Brown, T. N.
Fields of Research
ANZSRC::0605 Microbiology , ANZSRC::0607 Plant Biology , ANZSRC::060112 Structural Biology (incl. Macromolecular Modelling)
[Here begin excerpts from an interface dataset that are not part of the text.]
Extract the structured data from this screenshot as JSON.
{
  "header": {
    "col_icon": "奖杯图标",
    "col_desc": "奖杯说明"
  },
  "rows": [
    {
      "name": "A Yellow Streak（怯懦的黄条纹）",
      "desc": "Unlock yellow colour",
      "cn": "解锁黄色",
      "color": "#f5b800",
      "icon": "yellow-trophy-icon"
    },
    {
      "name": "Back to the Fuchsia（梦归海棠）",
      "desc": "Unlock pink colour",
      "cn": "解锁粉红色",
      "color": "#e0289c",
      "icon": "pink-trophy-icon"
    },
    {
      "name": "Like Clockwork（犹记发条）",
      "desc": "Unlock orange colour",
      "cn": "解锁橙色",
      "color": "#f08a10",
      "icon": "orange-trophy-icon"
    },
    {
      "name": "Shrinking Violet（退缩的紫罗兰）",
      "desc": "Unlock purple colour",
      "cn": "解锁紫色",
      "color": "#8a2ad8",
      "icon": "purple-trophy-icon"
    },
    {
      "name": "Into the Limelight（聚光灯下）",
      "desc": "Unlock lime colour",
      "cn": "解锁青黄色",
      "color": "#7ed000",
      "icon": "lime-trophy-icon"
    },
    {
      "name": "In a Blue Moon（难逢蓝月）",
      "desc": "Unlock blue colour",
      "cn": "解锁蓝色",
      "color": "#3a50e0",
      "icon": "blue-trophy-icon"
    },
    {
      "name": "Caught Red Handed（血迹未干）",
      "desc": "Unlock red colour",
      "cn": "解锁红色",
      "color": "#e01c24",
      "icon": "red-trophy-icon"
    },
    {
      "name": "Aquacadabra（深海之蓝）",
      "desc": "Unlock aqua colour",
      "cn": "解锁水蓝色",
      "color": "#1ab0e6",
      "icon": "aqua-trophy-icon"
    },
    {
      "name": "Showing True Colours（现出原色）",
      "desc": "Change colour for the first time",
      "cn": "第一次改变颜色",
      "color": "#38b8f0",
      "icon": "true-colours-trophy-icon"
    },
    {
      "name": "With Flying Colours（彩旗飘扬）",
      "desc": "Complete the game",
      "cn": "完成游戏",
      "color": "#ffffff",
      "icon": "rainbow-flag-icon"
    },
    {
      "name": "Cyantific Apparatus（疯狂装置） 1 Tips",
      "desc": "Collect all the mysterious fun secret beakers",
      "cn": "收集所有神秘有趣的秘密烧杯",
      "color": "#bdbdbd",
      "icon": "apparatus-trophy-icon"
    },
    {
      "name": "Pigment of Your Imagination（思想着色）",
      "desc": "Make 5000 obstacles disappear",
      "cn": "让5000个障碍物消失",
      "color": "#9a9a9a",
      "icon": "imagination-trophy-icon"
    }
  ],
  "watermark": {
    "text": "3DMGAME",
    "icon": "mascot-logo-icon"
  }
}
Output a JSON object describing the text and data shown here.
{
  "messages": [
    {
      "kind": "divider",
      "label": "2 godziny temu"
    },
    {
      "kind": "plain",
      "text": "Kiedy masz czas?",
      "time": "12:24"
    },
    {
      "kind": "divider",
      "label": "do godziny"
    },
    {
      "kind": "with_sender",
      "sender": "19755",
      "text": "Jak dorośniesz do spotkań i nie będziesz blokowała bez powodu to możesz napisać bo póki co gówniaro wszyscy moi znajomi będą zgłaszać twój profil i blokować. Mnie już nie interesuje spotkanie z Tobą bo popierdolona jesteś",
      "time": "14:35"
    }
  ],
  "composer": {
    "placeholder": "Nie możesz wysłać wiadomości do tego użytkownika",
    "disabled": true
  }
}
A simulation scheme to model three-dimensional plant root architecture and the location, growth and interaction of associated microbial communities has been developed. The scheme expands on previous root architecture models by using the mature root system morphology observed in the field as a spatial envelope to model the system's temporal development. The three-dimensional representation allows a uniquely detailed treatment of the spatial development of microbial populations and their interactions with the root system and with each other. Root morphology and microbial populations are described by different types of "node", each node records a position in three-dimensional space and other details specific to the feature it represents. For example, "Branch" nodes indicate the start of a higher order root, and "Fungal" nodes increase or decrease the level of a fungal population on a root's surface. A large number of probability density functions are required to produce the list of nodes that describe each root. A four-dimensional matrix is used as a convenient abstraction for these functions, the dimensions represent tree type, root order, a "feature" such as branching or microbial infection, and an "attribute" such as length or lifespan. Algorithms for the generation and manipulation of the node lists are given. Specific implementation issues, such as rapid location of roots within the area potentially affected by disease lesion, and visualisation of the simulated root system, are also addressed. Validation of models of complex, irregular entities such as plant root systems is difficult, some techniques, including an objective root distribution index, have been developed and applied in this research. The simulation software includes extensions to allow input and editing of observed root system architectures to simplify the extraction of relevant parameters from such observations. The Pinus radiata / armillaria root-rot pathosystem has been used extensively as a test case for the scheme. The spread of the disease armillaria between roots of seedlings and the control of that spread by antagonistic strains of the soil fungus genus Trichoderma have been successfully modelled. Simulated root architectures are consistent with those observed in the field, and patterns of fungal spread through simulated stands are very similar to those reported in the literature. While this research was initially prompted by the Pinus radiata / armillaria pathosystem, the problems solved, namely representation and manipulation of three-dimensional root architecture and root/microbial spatial interaction, are essentially the same for most plant root ecosystems. The scheme should be a useful tool for the development of biological control programmes, both in formulating an understanding of the dynamics of the ecosystem to be modified, and in optimising the timing and position of biological control agent application. Further development of the scheme should include a generalised root ecosystem description syntax, and a re-implementation of the simulation's internal structure in an object oriented language. This should result in a versatile framework for detailed simulation of plant root microbial ecosystems.